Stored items
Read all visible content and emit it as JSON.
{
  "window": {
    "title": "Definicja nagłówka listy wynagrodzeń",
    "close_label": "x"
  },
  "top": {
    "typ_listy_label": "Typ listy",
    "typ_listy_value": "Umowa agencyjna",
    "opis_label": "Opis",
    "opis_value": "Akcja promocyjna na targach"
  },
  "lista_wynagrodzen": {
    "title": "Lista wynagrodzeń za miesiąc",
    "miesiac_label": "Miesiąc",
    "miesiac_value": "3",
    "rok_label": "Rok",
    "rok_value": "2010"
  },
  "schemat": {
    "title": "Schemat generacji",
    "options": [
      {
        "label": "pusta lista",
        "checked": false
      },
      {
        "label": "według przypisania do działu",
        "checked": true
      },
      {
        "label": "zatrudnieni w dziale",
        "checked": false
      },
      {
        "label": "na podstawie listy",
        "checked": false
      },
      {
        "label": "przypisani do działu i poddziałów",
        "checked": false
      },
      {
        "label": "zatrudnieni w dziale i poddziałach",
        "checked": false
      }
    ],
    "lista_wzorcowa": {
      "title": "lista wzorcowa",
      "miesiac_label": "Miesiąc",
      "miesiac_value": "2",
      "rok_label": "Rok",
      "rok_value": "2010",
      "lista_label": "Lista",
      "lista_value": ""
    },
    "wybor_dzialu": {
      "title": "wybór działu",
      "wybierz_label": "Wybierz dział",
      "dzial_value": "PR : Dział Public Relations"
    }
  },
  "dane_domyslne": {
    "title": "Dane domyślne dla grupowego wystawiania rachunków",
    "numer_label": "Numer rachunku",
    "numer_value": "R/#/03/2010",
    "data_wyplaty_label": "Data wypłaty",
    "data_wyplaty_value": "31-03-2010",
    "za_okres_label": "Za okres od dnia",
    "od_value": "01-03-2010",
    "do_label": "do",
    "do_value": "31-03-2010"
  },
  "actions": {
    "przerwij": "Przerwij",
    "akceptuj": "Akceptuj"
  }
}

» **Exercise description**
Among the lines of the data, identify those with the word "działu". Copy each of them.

» **Response to this exercise**
        "label": "według przypisania do działu",
        "label": "przypisani do działu i poddziałów",
      "title": "wybór działu",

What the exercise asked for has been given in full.